# TASK OBJECTIVE
Check every line of the records below for the string "description" and copy the ones that have it.

Stored items from a collection:
==*==

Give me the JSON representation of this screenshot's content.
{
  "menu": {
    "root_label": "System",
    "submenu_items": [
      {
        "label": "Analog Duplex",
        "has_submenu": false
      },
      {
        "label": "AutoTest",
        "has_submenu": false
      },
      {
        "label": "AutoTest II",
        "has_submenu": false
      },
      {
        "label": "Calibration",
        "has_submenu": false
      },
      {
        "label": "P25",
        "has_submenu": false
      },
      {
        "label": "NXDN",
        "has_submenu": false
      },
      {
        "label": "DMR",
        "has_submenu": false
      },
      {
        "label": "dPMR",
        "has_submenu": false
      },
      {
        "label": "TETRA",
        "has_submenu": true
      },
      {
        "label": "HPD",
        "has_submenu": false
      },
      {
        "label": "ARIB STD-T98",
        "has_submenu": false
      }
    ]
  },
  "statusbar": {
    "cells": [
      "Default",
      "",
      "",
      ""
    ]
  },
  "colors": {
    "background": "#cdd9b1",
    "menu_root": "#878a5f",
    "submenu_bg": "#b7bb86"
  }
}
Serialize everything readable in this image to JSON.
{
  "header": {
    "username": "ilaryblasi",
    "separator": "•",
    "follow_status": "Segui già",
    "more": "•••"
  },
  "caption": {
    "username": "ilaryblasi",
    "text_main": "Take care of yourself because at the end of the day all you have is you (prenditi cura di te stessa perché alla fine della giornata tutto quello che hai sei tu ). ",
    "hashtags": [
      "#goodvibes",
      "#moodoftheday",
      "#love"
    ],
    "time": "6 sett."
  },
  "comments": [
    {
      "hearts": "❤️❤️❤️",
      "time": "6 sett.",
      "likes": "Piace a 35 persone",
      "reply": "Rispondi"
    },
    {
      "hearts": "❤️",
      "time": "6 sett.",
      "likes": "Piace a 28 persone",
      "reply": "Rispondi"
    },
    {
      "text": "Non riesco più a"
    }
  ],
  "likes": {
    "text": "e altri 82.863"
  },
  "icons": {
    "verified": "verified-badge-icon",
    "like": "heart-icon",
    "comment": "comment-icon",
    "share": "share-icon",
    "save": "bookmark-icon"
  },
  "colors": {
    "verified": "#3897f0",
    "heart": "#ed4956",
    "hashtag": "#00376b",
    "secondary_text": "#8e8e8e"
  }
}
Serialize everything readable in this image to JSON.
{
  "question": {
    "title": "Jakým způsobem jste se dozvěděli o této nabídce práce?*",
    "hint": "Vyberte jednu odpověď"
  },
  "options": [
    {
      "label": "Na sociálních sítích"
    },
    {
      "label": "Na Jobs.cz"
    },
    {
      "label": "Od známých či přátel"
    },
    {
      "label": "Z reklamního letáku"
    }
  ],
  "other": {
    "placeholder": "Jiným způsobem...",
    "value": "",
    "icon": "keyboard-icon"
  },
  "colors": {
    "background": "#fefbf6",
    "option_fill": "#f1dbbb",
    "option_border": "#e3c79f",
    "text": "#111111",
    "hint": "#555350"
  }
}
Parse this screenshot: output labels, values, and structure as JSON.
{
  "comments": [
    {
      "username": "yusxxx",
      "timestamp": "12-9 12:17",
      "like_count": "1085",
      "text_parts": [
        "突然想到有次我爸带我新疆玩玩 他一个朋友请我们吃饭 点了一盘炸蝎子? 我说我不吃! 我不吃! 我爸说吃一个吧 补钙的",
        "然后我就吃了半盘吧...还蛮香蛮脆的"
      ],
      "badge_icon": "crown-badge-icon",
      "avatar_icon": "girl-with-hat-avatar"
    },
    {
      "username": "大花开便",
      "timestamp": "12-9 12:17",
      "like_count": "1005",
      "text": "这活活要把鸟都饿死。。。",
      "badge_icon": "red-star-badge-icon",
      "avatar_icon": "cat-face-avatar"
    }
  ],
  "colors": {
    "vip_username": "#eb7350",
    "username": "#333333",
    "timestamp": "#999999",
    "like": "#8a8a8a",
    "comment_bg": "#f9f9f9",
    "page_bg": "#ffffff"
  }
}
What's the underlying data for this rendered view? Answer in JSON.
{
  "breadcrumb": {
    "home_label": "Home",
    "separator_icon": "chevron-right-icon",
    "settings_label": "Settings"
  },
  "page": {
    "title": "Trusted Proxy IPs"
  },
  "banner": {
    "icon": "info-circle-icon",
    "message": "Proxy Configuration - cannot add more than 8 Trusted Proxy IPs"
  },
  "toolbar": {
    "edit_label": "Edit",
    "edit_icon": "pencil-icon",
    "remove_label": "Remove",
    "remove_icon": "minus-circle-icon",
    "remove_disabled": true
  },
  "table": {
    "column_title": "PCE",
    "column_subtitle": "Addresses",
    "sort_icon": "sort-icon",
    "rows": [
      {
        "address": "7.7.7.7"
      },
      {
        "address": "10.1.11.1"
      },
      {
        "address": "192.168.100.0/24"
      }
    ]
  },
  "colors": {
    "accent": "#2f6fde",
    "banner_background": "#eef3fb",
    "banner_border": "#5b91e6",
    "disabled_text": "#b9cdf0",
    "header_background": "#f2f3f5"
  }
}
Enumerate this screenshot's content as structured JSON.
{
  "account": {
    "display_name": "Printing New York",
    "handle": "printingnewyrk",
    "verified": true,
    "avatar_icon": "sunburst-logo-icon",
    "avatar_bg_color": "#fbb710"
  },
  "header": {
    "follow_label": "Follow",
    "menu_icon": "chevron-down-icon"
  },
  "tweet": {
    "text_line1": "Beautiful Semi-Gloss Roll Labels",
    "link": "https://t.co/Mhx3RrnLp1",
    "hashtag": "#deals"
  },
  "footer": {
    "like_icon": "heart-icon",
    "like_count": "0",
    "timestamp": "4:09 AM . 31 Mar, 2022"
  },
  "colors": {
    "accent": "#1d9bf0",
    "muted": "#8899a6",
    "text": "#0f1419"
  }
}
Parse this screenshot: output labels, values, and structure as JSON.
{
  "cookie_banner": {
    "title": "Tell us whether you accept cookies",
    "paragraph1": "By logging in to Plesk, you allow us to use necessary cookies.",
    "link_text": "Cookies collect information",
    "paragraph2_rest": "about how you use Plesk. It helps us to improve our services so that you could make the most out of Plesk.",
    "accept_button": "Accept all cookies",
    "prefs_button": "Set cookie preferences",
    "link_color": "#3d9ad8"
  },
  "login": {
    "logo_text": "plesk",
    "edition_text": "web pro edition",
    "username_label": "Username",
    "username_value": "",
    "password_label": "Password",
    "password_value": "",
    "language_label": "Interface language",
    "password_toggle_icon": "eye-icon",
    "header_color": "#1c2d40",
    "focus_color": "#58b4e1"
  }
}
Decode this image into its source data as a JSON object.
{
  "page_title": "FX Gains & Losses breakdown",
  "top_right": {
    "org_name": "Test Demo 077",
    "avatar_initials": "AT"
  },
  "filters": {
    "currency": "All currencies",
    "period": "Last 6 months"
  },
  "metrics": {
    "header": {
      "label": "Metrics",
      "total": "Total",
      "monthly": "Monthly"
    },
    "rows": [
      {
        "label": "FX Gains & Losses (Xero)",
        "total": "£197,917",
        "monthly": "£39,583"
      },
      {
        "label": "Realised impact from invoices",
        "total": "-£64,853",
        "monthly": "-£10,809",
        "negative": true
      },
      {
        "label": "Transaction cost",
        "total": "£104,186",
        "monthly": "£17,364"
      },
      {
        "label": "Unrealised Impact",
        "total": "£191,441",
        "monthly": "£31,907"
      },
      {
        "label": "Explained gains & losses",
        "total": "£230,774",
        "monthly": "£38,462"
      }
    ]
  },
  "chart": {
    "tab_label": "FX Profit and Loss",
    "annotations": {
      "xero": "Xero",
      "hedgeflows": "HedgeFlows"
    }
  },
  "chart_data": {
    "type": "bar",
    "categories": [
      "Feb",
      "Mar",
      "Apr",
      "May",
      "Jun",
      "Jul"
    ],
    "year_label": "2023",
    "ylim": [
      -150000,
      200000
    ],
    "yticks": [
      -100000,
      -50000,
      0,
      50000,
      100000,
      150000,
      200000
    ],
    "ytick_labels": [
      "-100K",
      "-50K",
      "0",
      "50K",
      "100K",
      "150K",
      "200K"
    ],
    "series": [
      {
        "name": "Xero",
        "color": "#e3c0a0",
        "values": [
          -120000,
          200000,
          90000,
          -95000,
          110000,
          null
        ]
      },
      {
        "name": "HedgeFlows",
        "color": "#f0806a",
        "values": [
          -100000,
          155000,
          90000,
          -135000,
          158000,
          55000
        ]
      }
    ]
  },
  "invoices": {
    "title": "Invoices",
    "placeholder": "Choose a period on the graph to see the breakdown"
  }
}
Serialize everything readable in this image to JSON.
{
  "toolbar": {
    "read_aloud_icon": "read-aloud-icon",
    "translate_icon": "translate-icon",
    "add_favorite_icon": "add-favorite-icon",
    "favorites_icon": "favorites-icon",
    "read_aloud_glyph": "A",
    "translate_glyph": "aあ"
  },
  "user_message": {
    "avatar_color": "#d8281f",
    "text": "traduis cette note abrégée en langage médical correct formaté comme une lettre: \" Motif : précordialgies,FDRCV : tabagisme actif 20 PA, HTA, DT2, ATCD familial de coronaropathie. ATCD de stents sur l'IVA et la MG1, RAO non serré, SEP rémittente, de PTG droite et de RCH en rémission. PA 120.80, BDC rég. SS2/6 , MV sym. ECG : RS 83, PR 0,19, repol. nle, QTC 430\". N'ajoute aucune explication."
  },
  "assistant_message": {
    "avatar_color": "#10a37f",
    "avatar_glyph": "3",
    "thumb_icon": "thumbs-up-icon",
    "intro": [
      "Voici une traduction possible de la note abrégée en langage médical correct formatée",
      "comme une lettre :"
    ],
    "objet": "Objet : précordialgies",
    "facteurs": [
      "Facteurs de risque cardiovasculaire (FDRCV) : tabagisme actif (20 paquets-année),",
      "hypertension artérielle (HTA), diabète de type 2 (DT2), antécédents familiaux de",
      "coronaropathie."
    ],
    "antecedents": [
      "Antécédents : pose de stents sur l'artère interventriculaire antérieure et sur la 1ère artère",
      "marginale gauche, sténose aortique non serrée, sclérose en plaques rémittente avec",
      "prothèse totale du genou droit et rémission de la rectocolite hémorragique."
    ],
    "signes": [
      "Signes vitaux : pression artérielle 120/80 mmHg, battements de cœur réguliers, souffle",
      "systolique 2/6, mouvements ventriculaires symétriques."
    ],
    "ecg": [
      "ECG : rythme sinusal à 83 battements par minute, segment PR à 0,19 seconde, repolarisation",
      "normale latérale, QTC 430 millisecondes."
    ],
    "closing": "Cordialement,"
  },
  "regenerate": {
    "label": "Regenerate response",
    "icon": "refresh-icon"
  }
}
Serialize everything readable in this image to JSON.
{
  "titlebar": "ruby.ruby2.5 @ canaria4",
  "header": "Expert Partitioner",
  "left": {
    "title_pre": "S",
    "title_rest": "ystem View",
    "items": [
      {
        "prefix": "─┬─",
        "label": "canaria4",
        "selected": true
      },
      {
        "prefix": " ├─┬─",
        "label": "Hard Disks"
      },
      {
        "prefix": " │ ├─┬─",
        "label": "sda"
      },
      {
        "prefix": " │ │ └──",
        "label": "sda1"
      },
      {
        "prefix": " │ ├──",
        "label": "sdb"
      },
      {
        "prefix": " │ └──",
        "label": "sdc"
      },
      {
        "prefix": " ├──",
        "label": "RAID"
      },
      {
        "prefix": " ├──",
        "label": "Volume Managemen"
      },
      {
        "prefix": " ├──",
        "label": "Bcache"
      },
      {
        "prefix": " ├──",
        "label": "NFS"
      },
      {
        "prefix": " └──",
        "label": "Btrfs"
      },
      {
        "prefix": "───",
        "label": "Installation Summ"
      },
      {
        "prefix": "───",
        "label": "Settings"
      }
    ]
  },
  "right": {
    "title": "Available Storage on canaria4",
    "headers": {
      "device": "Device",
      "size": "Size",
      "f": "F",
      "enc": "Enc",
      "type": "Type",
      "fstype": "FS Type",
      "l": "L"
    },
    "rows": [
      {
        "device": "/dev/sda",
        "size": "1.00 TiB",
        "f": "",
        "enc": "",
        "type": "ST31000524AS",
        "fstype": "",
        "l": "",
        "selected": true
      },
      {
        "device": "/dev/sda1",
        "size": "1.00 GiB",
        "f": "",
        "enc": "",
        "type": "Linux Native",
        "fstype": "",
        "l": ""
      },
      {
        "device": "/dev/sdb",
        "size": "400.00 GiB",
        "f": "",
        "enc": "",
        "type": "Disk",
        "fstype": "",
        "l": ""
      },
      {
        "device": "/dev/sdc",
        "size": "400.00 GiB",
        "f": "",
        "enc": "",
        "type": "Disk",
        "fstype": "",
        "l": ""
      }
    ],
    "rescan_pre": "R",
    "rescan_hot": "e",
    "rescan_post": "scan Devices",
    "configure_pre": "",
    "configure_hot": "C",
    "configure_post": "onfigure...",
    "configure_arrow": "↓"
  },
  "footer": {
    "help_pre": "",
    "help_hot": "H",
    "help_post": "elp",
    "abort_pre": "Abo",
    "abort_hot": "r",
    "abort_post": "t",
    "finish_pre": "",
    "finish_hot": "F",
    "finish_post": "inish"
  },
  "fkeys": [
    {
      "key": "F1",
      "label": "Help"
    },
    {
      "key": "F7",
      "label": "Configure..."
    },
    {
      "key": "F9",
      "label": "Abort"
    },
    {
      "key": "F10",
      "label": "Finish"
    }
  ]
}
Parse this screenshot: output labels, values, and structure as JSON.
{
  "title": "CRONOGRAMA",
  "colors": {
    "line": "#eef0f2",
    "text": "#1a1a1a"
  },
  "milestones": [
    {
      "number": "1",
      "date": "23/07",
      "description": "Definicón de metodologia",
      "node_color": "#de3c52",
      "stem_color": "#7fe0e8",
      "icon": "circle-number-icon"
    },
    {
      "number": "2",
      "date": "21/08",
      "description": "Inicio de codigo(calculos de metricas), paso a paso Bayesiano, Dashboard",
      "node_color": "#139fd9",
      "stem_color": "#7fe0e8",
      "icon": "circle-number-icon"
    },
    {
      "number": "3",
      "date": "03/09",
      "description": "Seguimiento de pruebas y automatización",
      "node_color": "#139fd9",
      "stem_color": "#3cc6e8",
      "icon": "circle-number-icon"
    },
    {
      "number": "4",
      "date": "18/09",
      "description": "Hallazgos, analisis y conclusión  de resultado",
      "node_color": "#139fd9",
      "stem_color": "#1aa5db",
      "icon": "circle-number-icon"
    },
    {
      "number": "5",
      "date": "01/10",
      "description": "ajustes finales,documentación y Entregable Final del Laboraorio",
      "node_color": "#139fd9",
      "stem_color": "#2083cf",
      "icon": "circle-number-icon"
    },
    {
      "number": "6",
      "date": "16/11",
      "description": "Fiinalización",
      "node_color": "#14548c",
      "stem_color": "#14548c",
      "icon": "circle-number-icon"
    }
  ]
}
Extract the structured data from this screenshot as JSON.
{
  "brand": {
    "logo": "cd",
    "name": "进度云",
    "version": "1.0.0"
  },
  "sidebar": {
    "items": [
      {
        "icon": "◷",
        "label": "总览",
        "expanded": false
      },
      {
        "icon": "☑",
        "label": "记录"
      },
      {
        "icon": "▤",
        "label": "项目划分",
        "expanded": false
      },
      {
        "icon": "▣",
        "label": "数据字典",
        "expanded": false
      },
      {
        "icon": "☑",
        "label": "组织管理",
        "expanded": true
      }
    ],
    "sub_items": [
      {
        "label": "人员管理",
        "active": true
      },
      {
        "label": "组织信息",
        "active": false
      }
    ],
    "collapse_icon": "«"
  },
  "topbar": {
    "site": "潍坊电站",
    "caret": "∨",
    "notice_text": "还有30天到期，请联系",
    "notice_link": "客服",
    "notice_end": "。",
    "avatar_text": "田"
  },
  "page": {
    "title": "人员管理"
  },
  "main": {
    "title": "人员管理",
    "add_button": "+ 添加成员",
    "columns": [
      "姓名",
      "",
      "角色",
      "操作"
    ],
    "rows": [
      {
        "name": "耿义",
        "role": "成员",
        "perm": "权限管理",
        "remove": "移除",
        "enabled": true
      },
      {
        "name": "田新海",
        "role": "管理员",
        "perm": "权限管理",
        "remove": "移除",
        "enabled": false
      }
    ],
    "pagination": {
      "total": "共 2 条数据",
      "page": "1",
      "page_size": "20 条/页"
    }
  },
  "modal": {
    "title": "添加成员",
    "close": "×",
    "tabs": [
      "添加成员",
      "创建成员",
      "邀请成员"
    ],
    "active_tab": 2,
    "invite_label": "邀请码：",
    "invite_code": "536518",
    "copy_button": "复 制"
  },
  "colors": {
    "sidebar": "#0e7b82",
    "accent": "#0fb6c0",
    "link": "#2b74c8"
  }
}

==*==

# RESULT
      "description": "Definicón de metodologia",
      "description": "Inicio de codigo(calculos de metricas), paso a paso Bayesiano, Dashboard",
      "description": "Seguimiento de pruebas y automatización",
      "description": "Hallazgos, analisis y conclusión  de resultado",
      "description": "ajustes finales,documentación y Entregable Final del Laboraorio",
      "description": "Fiinalización",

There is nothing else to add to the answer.